Extract the complete listing and repeat it word for word.
BEGIN GIVEN DATA
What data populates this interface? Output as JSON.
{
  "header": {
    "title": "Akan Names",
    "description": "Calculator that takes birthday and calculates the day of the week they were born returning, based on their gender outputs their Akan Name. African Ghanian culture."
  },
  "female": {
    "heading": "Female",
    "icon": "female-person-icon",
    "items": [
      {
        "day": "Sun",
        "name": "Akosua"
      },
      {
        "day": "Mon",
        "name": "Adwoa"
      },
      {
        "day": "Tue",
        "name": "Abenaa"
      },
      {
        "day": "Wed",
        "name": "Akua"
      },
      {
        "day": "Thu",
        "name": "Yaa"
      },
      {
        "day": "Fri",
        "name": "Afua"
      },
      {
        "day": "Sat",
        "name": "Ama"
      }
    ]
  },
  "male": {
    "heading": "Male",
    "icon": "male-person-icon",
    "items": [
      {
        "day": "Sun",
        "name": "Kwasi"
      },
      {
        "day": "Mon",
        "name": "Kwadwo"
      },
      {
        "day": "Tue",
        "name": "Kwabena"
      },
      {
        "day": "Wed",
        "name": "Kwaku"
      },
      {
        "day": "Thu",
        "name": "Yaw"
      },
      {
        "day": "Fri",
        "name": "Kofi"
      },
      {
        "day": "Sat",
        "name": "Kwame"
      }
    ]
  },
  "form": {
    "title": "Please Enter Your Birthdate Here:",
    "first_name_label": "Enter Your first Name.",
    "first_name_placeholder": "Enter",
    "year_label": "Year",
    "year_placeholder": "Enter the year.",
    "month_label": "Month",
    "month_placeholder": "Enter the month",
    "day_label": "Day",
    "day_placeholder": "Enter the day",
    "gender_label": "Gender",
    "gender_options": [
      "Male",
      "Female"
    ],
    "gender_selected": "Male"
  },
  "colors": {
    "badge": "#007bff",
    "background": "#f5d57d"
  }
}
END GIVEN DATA
- _ANSWER TO THIS TASK_
What data populates this interface? Output as JSON.
{
  "header": {
    "title": "Akan Names",
    "description": "Calculator that takes birthday and calculates the day of the week they were born returning, based on their gender outputs their Akan Name. African Ghanian culture."
  },
  "female": {
    "heading": "Female",
    "icon": "female-person-icon",
    "items": [
      {
        "day": "Sun",
        "name": "Akosua"
      },
      {
        "day": "Mon",
        "name": "Adwoa"
      },
      {
        "day": "Tue",
        "name": "Abenaa"
      },
      {
        "day": "Wed",
        "name": "Akua"
      },
      {
        "day": "Thu",
        "name": "Yaa"
      },
      {
        "day": "Fri",
        "name": "Afua"
      },
      {
        "day": "Sat",
        "name": "Ama"
      }
    ]
  },
  "male": {
    "heading": "Male",
    "icon": "male-person-icon",
    "items": [
      {
        "day": "Sun",
        "name": "Kwasi"
      },
      {
        "day": "Mon",
        "name": "Kwadwo"
      },
      {
        "day": "Tue",
        "name": "Kwabena"
      },
      {
        "day": "Wed",
        "name": "Kwaku"
      },
      {
        "day": "Thu",
        "name": "Yaw"
      },
      {
        "day": "Fri",
        "name": "Kofi"
      },
      {
        "day": "Sat",
        "name": "Kwame"
      }
    ]
  },
  "form": {
    "title": "Please Enter Your Birthdate Here:",
    "first_name_label": "Enter Your first Name.",
    "first_name_placeholder": "Enter",
    "year_label": "Year",
    "year_placeholder": "Enter the year.",
    "month_label": "Month",
    "month_placeholder": "Enter the month",
    "day_label": "Day",
    "day_placeholder": "Enter the day",
    "gender_label": "Gender",
    "gender_options": [
      "Male",
      "Female"
    ],
    "gender_selected": "Male"
  },
  "colors": {
    "badge": "#007bff",
    "background": "#f5d57d"
  }
}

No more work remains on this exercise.